WHAT YOU WILL DO: Those lines of the records that contain "watermark" are to be located and copied.

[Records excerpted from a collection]
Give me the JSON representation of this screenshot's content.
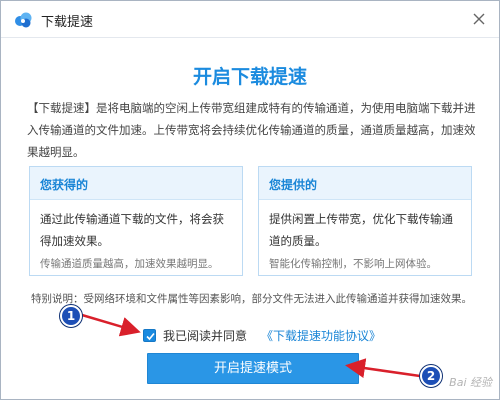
{
  "window": {
    "title": "下载提速"
  },
  "colors": {
    "accent": "#1b8bdf",
    "button": "#2a96e6",
    "card_header_bg": "#eaf4fd",
    "annotation": "#1d4fb6",
    "arrow": "#d9202b"
  },
  "icons": {
    "app": "baidu-netdisk-cloud-icon",
    "close": "close-icon",
    "check": "check-icon"
  },
  "headline": "开启下载提速",
  "description": "【下载提速】是将电脑端的空闲上传带宽组建成特有的传输通道，为使用电脑端下载并进入传输通道的文件加速。上传带宽将会持续优化传输通道的质量，通道质量越高，加速效果越明显。",
  "cards": {
    "gain": {
      "title": "您获得的",
      "body": "通过此传输通道下载的文件，将会获得加速效果。",
      "note": "传输通道质量越高，加速效果越明显。"
    },
    "provide": {
      "title": "您提供的",
      "body": "提供闲置上传带宽，优化下载传输通道的质量。",
      "note": "智能化传输控制，不影响上网体验。"
    }
  },
  "special_note": "特别说明：受网络环境和文件属性等因素影响，部分文件无法进入此传输通道并获得加速效果。",
  "agreement": {
    "checked": true,
    "text": "我已阅读并同意",
    "link": "《下载提速功能协议》"
  },
  "primary_button": "开启提速模式",
  "annotations": [
    "1",
    "2"
  ],
  "watermark": "Bai 经验"
}
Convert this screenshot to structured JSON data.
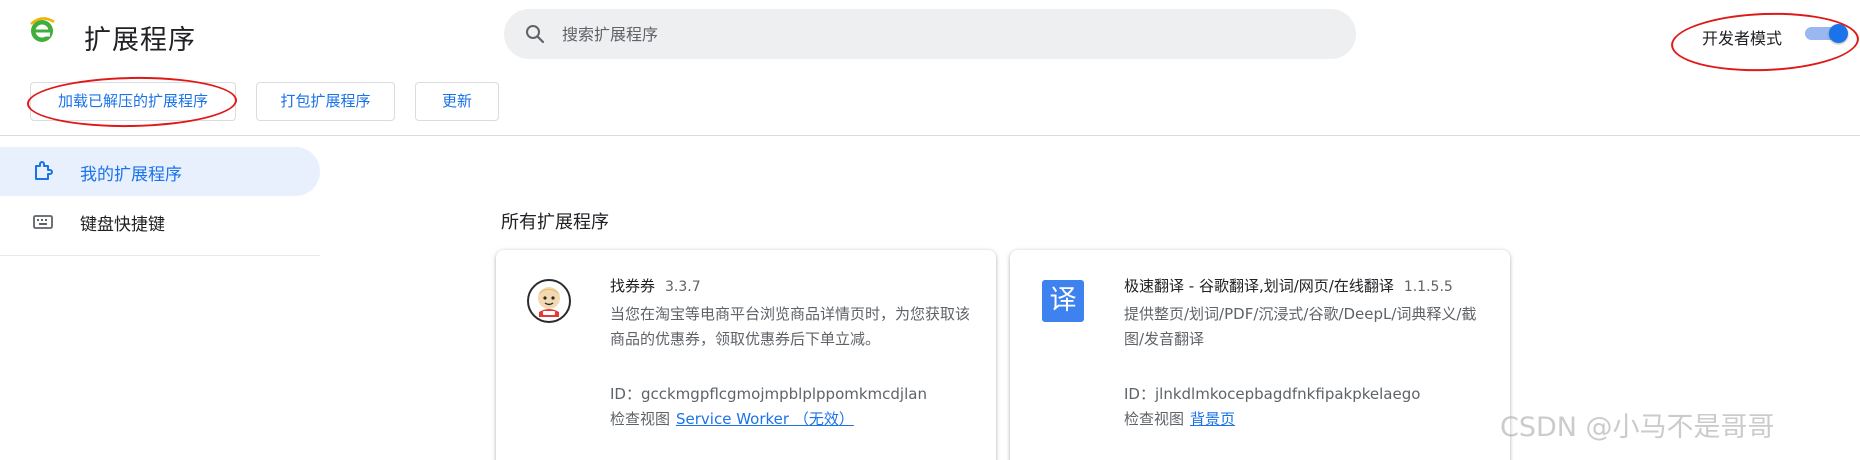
{
  "app": {
    "title": "扩展程序",
    "logo_icon": "ie-logo-icon"
  },
  "search": {
    "placeholder": "搜索扩展程序",
    "value": ""
  },
  "dev_mode": {
    "label": "开发者模式",
    "enabled": true,
    "accent": "#1a73e8"
  },
  "toolbar": {
    "load_unpacked": "加载已解压的扩展程序",
    "pack": "打包扩展程序",
    "update": "更新"
  },
  "sidebar": {
    "items": [
      {
        "label": "我的扩展程序",
        "icon": "puzzle-icon",
        "active": true
      },
      {
        "label": "键盘快捷键",
        "icon": "keyboard-icon",
        "active": false
      }
    ]
  },
  "main": {
    "section_title": "所有扩展程序",
    "extensions": [
      {
        "name": "找券券",
        "version": "3.3.7",
        "description": "当您在淘宝等电商平台浏览商品详情页时，为您获取该商品的优惠券，领取优惠券后下单立减。",
        "id_label": "ID：",
        "id": "gcckmgpflcgmojmpblplppomkmcdjlan",
        "inspect_label": "检查视图",
        "inspect_link": "Service Worker （无效）",
        "icon": "mascot-icon"
      },
      {
        "name": "极速翻译 - 谷歌翻译,划词/网页/在线翻译",
        "version": "1.1.5.5",
        "description": "提供整页/划词/PDF/沉浸式/谷歌/DeepL/词典释义/截图/发音翻译",
        "id_label": "ID：",
        "id": "jlnkdlmkocepbagdfnkfipakpkelaego",
        "inspect_label": "检查视图",
        "inspect_link": "背景页",
        "icon": "translate-icon",
        "icon_glyph": "译"
      }
    ]
  },
  "watermark": "CSDN @小马不是哥哥"
}
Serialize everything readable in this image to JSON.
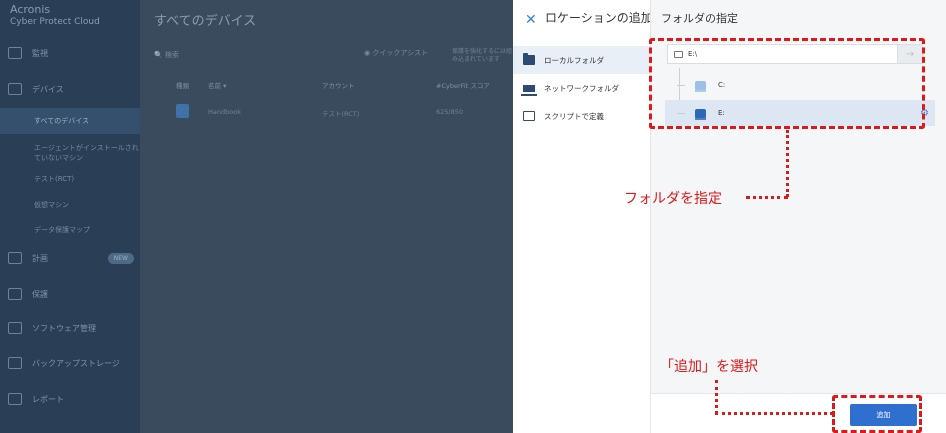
{
  "background": {
    "brand": {
      "title": "Acronis",
      "subtitle": "Cyber Protect Cloud"
    },
    "nav": [
      {
        "label": "監視"
      },
      {
        "label": "デバイス"
      },
      {
        "label": "すべてのデバイス"
      },
      {
        "label": "エージェントがインストールされていないマシン"
      },
      {
        "label": "テスト(RCT)"
      },
      {
        "label": "仮想マシン"
      },
      {
        "label": "データ保護マップ"
      },
      {
        "label": "計画",
        "badge": "NEW"
      },
      {
        "label": "保護"
      },
      {
        "label": "ソフトウェア管理"
      },
      {
        "label": "バックアップストレージ"
      },
      {
        "label": "レポート"
      }
    ],
    "page_title": "すべてのデバイス",
    "search_label": "検索",
    "quick_assist": "クイックアシスト",
    "quick_assist_note": "保護を強化するには組み込まれています",
    "columns": [
      "種類",
      "名前 ▾",
      "アカウント",
      "#CyberFit スコア"
    ],
    "row": {
      "name": "Handbook",
      "account": "テスト(RCT)",
      "score": "625/850"
    }
  },
  "panel": {
    "close_icon": "close-icon",
    "title": "ロケーションの追加",
    "locations": [
      {
        "label": "ローカルフォルダ",
        "icon": "folder-icon"
      },
      {
        "label": "ネットワークフォルダ",
        "icon": "network-folder-icon"
      },
      {
        "label": "スクリプトで定義",
        "icon": "script-icon"
      }
    ],
    "right_title": "フォルダの指定",
    "path_value": "E:\\",
    "go_icon": "→",
    "tree": [
      {
        "label": "C:"
      },
      {
        "label": "E:"
      }
    ],
    "add_button": "追加"
  },
  "annotations": {
    "folder_note": "フォルダを指定",
    "add_note": "「追加」を選択",
    "color": "#e01818"
  }
}
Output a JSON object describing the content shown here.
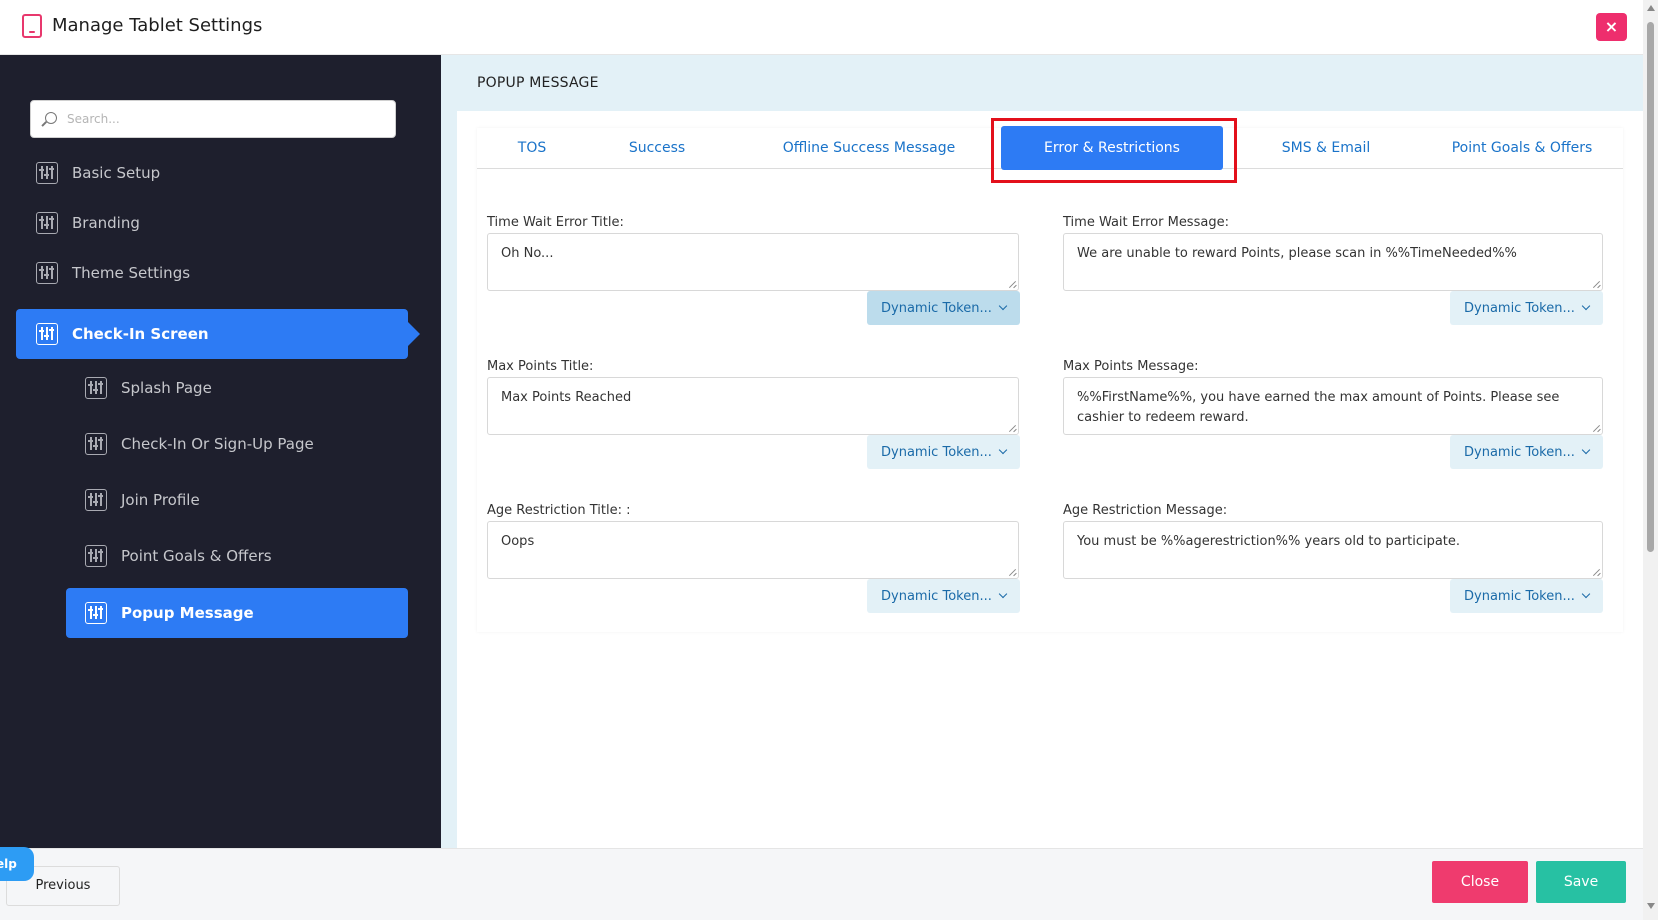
{
  "header": {
    "title": "Manage Tablet Settings",
    "icon": "tablet-icon",
    "close_icon": "close-icon",
    "close_symbol": "×",
    "accent": "#ee2e6d"
  },
  "sidebar": {
    "search_placeholder": "Search...",
    "items": [
      {
        "label": "Basic Setup"
      },
      {
        "label": "Branding"
      },
      {
        "label": "Theme Settings"
      },
      {
        "label": "Check-In Screen"
      },
      {
        "label": "Splash Page"
      },
      {
        "label": "Check-In Or Sign-Up Page"
      },
      {
        "label": "Join Profile"
      },
      {
        "label": "Point Goals & Offers"
      },
      {
        "label": "Popup Message"
      }
    ],
    "active_color": "#2d7bf4"
  },
  "main": {
    "heading": "POPUP MESSAGE",
    "tabs": [
      {
        "label": "TOS"
      },
      {
        "label": "Success"
      },
      {
        "label": "Offline Success Message"
      },
      {
        "label": "Error & Restrictions"
      },
      {
        "label": "SMS & Email"
      },
      {
        "label": "Point Goals & Offers"
      }
    ],
    "active_tab": "Error & Restrictions",
    "fields": [
      {
        "label": "Time Wait Error Title:",
        "value": "Oh No..."
      },
      {
        "label": "Time Wait Error Message:",
        "value": "We are unable to reward Points, please scan in  %%TimeNeeded%%"
      },
      {
        "label": "Max Points Title:",
        "value": "Max Points Reached"
      },
      {
        "label": "Max Points Message:",
        "value": "%%FirstName%%, you have earned the max amount of Points. Please see cashier to redeem reward."
      },
      {
        "label": "Age Restriction Title: :",
        "value": "Oops"
      },
      {
        "label": "Age Restriction Message:",
        "value": "You must be %%agerestriction%% years old to participate."
      }
    ],
    "token_button_label": "Dynamic Token..."
  },
  "footer": {
    "previous": "Previous",
    "close": "Close",
    "save": "Save",
    "help": "elp"
  }
}
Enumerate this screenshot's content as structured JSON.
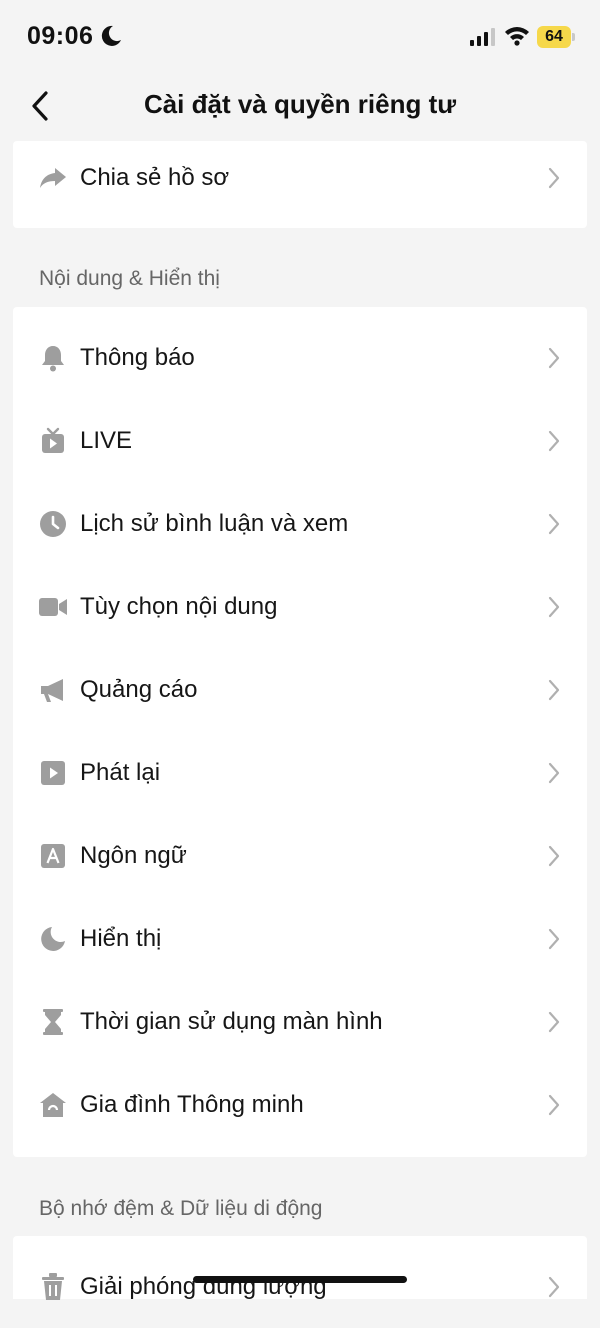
{
  "status_bar": {
    "time": "09:06",
    "battery_level": "64"
  },
  "nav": {
    "title": "Cài đặt và quyền riêng tư"
  },
  "top_items": [
    {
      "label": "Chia sẻ hồ sơ",
      "icon": "share-arrow-icon"
    }
  ],
  "sections": [
    {
      "header": "Nội dung & Hiển thị",
      "items": [
        {
          "label": "Thông báo",
          "icon": "bell-icon"
        },
        {
          "label": "LIVE",
          "icon": "live-tv-icon"
        },
        {
          "label": "Lịch sử bình luận và xem",
          "icon": "clock-icon"
        },
        {
          "label": "Tùy chọn nội dung",
          "icon": "video-camera-icon"
        },
        {
          "label": "Quảng cáo",
          "icon": "megaphone-icon"
        },
        {
          "label": "Phát lại",
          "icon": "play-square-icon"
        },
        {
          "label": "Ngôn ngữ",
          "icon": "language-a-icon"
        },
        {
          "label": "Hiển thị",
          "icon": "moon-icon"
        },
        {
          "label": "Thời gian sử dụng màn hình",
          "icon": "hourglass-icon"
        },
        {
          "label": "Gia đình Thông minh",
          "icon": "home-icon"
        }
      ]
    },
    {
      "header": "Bộ nhớ đệm & Dữ liệu di động",
      "items": [
        {
          "label": "Giải phóng dung lượng",
          "icon": "trash-icon"
        }
      ]
    }
  ],
  "colors": {
    "icon_gray": "#9e9e9e",
    "chevron_gray": "#b0b0b0",
    "battery_yellow": "#f6d84a"
  }
}
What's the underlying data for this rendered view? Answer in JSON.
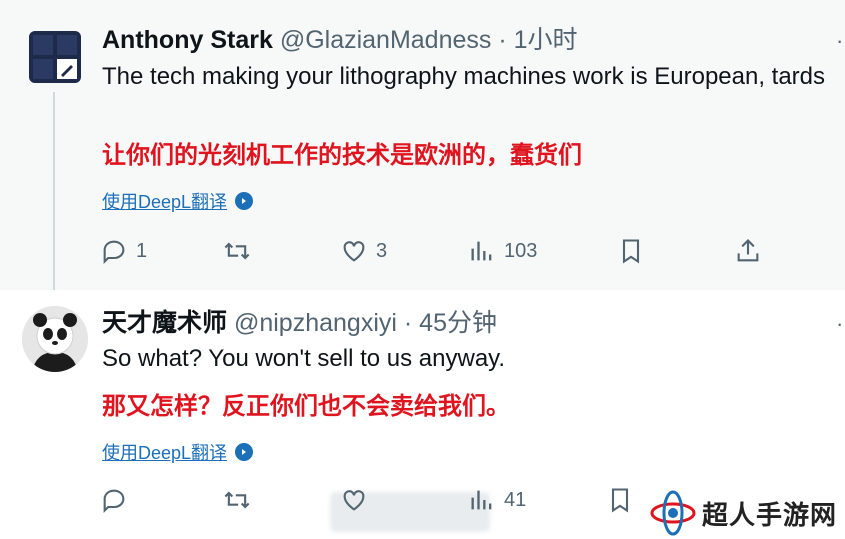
{
  "tweets": [
    {
      "name": "Anthony Stark",
      "handle": "@GlazianMadness",
      "separator": "·",
      "time": "1小时",
      "text": "The tech making your lithography machines work is European, tards",
      "translation_zh": "让你们的光刻机工作的技术是欧洲的，蠢货们",
      "translate_link": "使用DeepL翻译",
      "counts": {
        "reply": "1",
        "retweet": "",
        "like": "3",
        "views": "103"
      }
    },
    {
      "name": "天才魔术师",
      "handle": "@nipzhangxiyi",
      "separator": "·",
      "time": "45分钟",
      "text": "So what? You won't sell to us anyway.",
      "translation_zh": "那又怎样？反正你们也不会卖给我们。",
      "translate_link": "使用DeepL翻译",
      "counts": {
        "reply": "",
        "retweet": "",
        "like": "",
        "views": "41"
      }
    }
  ],
  "more_label": "·",
  "watermark": {
    "text": "超人手游网"
  },
  "colors": {
    "accent": "#1d6fb8",
    "translation": "#e0141e",
    "muted": "#536471"
  }
}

RESULT OF THE EXERCISE:
  "watermark": "Bai 经验"
  "watermark": "CSDN @小马不是哥哥"
  "watermark": {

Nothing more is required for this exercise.